In fairness, ones opinion of a plot can differentiate from another’s with little difficulty, so in conclusion: Overclocked is a solid, well-designed game from a gameplay perspective that features some surprisingly innovative and interesting ideas and does reasonably well at implementing them, and fans of adventure games looking for something that plays well should know this plays quite reasonably. If you can look past the numerous plot holes and elements being dropped and never picked up again, and you’re okay with a lack of resolution to the plot, you might like the story presented in Overclocked enough to give it a look, and as it’s only $30, you might find enough to the product to merit playing through the game once. That said, the plot is full of holes and inconsistencies, it’s dramatically over-ambitious, and there’s no reason to play through the game more than once, novel gameplay concepts or no. You could certainly do worse than Overclocked, but you could also do better, as well.

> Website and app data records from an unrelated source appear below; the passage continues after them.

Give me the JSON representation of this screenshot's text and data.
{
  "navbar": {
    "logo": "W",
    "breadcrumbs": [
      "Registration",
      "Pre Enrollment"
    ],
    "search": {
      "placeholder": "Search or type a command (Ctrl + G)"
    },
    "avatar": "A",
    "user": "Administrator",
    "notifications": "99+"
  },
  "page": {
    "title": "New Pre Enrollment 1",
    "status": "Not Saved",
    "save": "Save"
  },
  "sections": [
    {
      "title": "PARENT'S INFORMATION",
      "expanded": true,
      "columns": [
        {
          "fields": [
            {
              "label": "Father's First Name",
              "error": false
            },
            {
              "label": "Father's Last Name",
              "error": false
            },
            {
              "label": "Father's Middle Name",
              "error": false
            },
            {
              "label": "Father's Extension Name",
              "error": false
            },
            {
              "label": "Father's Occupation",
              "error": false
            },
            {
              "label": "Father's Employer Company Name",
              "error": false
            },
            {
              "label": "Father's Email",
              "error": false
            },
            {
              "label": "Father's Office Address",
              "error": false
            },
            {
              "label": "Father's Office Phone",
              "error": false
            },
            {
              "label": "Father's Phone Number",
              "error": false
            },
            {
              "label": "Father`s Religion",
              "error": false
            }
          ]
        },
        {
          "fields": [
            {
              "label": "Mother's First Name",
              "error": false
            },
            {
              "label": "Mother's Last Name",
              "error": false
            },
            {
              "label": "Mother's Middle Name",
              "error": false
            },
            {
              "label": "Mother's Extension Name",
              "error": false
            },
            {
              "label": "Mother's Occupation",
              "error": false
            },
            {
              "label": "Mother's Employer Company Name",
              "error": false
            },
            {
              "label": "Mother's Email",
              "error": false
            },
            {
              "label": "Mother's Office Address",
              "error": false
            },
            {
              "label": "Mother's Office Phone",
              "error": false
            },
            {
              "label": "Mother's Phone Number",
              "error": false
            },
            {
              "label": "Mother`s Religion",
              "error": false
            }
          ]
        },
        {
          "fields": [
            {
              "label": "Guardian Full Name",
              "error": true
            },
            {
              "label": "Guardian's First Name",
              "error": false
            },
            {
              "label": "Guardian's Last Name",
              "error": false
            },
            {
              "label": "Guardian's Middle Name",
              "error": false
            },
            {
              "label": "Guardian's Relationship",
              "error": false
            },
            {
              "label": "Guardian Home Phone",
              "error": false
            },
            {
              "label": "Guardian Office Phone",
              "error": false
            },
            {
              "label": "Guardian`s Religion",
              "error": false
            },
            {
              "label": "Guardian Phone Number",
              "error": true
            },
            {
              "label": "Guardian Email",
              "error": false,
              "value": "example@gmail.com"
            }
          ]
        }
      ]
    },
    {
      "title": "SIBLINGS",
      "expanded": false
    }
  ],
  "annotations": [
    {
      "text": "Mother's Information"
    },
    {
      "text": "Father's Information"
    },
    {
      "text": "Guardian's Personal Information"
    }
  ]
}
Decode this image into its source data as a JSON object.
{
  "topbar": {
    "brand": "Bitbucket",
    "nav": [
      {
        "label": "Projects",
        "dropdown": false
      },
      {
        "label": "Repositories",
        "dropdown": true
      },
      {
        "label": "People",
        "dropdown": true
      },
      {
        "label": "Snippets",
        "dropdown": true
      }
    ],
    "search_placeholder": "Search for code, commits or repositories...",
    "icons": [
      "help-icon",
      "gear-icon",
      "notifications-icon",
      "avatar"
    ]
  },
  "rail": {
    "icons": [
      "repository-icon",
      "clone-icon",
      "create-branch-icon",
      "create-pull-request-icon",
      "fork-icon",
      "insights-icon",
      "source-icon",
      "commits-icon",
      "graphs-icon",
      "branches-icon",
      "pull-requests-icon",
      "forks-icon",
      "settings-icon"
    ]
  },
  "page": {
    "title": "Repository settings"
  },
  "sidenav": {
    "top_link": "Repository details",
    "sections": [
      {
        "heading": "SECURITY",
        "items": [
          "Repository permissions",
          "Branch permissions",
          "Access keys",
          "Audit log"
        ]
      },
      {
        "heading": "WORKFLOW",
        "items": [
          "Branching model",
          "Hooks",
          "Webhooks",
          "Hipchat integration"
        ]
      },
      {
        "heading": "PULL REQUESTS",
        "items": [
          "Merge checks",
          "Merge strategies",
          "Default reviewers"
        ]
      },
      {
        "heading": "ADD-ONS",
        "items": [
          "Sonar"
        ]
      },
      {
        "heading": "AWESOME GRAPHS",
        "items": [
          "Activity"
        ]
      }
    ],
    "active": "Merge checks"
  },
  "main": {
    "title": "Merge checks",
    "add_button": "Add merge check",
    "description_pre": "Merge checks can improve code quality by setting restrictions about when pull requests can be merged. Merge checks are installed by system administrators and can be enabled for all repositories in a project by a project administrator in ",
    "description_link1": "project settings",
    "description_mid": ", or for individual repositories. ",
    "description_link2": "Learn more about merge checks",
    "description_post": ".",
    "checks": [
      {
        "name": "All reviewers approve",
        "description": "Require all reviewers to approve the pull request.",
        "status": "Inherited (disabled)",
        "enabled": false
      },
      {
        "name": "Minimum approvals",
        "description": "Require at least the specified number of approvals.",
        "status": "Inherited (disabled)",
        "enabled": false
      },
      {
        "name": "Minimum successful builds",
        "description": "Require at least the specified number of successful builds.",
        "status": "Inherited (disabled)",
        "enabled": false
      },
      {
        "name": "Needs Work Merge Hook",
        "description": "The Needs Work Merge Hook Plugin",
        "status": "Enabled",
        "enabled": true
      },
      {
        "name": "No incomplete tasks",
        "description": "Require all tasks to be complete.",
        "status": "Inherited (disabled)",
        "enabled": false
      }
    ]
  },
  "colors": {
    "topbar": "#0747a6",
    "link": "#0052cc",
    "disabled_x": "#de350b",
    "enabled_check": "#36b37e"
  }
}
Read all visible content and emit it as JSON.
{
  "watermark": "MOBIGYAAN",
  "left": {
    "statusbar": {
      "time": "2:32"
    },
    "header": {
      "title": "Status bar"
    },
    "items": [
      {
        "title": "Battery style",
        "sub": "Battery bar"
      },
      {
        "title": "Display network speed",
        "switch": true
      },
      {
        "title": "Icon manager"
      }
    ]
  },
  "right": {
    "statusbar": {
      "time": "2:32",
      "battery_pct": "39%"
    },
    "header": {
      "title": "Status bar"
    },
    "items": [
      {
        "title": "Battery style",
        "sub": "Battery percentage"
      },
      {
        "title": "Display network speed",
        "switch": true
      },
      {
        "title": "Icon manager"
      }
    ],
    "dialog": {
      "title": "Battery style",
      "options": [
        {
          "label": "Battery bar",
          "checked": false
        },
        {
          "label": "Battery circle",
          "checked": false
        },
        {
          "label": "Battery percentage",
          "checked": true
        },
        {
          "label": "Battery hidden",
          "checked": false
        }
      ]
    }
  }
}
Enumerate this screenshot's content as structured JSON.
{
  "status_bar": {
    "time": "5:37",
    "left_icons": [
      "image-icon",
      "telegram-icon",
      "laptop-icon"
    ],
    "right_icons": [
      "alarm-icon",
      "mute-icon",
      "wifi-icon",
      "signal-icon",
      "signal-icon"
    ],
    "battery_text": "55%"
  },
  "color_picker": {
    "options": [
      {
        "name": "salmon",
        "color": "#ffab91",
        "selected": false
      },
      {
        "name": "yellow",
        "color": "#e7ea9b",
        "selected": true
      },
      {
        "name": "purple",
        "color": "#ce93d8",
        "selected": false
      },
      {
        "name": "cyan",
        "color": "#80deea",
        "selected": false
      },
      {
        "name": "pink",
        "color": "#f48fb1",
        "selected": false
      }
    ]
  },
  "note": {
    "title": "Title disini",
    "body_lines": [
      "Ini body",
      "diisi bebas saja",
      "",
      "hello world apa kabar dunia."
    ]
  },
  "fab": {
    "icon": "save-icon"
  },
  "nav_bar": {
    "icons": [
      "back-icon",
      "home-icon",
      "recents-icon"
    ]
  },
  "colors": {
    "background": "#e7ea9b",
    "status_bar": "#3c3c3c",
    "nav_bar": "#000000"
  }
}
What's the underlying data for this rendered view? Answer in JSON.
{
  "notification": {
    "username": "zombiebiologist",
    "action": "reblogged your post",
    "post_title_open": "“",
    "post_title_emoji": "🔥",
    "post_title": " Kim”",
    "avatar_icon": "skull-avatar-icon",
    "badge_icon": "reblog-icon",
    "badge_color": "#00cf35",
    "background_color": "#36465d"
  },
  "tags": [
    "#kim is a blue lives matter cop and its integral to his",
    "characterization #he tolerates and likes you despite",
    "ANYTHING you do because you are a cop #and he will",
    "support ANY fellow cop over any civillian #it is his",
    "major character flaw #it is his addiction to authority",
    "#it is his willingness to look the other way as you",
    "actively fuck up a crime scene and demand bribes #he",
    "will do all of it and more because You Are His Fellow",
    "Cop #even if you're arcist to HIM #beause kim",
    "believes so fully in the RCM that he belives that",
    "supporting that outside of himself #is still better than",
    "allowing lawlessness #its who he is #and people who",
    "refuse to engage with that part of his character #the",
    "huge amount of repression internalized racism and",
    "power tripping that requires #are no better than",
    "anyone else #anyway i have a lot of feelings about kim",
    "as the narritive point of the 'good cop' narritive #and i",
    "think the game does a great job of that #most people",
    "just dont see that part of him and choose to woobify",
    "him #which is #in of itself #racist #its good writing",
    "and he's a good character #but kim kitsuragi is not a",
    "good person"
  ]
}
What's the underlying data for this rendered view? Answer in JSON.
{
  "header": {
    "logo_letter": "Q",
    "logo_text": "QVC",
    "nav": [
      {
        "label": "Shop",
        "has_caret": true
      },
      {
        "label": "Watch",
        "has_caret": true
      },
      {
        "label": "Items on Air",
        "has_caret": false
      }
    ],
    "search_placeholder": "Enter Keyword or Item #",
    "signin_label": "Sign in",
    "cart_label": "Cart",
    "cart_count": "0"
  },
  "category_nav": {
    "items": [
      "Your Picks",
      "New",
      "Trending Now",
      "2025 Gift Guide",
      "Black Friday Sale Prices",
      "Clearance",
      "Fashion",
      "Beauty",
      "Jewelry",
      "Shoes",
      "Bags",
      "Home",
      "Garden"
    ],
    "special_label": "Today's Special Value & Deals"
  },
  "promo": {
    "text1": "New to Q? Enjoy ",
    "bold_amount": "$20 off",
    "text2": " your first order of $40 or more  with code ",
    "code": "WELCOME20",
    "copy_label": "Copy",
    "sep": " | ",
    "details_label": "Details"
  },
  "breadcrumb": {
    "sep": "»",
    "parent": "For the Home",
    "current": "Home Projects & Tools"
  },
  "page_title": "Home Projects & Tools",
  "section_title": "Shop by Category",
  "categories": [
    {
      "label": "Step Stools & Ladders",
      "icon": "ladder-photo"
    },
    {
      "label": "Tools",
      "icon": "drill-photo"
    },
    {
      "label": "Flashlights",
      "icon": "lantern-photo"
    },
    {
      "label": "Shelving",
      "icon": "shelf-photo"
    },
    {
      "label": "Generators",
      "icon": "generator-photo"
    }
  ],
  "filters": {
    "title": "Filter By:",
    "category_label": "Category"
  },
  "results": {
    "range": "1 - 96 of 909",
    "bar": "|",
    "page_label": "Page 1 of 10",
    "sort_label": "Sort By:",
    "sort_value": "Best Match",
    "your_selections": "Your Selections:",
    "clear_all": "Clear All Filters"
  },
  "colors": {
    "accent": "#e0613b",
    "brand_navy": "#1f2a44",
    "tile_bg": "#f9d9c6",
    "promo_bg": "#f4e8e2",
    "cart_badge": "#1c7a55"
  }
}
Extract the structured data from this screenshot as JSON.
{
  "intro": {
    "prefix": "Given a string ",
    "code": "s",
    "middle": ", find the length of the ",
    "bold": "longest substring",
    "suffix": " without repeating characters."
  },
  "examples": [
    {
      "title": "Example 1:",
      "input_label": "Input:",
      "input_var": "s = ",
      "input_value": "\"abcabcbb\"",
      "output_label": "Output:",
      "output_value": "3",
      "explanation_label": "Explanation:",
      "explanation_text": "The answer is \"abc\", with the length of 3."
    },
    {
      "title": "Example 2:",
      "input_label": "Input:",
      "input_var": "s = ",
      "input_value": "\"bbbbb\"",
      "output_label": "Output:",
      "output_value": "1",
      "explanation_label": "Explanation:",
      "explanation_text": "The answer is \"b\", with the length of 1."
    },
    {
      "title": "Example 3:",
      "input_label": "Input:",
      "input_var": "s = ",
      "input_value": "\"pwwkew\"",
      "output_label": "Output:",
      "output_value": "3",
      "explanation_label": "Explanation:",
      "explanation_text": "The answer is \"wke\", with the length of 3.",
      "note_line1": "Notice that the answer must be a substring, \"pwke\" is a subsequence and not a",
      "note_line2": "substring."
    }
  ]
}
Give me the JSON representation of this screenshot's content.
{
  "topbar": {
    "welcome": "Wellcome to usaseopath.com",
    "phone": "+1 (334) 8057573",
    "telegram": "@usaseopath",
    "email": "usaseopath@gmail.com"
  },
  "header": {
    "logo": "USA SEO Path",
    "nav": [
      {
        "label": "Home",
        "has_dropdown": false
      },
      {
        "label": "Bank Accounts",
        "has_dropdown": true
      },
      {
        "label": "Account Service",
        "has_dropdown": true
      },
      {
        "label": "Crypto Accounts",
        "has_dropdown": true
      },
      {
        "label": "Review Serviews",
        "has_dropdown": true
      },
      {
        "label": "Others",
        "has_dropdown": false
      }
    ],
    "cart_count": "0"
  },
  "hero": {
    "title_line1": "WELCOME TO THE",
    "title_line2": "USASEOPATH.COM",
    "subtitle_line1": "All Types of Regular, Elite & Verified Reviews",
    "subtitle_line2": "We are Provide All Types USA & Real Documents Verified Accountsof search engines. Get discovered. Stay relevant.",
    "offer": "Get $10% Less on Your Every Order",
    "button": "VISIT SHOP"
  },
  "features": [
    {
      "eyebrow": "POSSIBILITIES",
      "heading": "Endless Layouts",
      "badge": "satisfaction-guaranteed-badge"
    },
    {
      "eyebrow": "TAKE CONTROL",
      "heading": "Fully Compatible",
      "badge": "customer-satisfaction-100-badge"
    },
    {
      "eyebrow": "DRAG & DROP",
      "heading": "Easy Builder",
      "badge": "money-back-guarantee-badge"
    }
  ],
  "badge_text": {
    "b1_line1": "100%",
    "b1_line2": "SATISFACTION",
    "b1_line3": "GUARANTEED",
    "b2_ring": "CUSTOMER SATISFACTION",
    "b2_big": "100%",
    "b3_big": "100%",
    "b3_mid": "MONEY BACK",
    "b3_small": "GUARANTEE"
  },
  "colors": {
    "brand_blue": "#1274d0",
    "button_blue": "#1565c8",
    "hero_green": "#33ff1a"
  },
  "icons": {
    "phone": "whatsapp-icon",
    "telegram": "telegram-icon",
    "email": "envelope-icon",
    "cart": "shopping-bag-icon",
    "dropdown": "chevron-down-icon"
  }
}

Graphics: ABOVE AVERAGE
Sound: ABOVE AVERAGE
Balance: ABOVE AVERAGE
Addictiveness: ABOVE AVERAGE
Final Score: MEDIOCRE.
Short Attention Span Summary:
Overclocked: A History of Violence is a hard game to appreciate or recommend, as the good and the bad end up canceling themselves out, leaving an experience that’s often inconsistent and not particularly satisfying. The gameplay is refreshing and well done, many of the concepts in the game are quite inventive and novel when taken on their own, and parts of the visual and aural presentation are solid and of quality. The story, unfortunately, drops the ball on more than a few occasions, leaves interesting elements unresolved and characters underdeveloped, and doesn’t come to any sort of reasonable or finite conclusion… and, unfortunately, in a genre where plot is king, that’s something of a killer. Even with that aside, there’s no reason to play the game more than once, it has a couple of game-crashing bugs, and there are points where the game doesn’t feel as intuitive as other sections, leaving you scratching your head because the only solution is to exhaust all available options to progress. With a tighter and more cohesive storyline Overclocked would be easy to recommend, but as it is, it’s at best “okay”Â and at worst unsatisfying.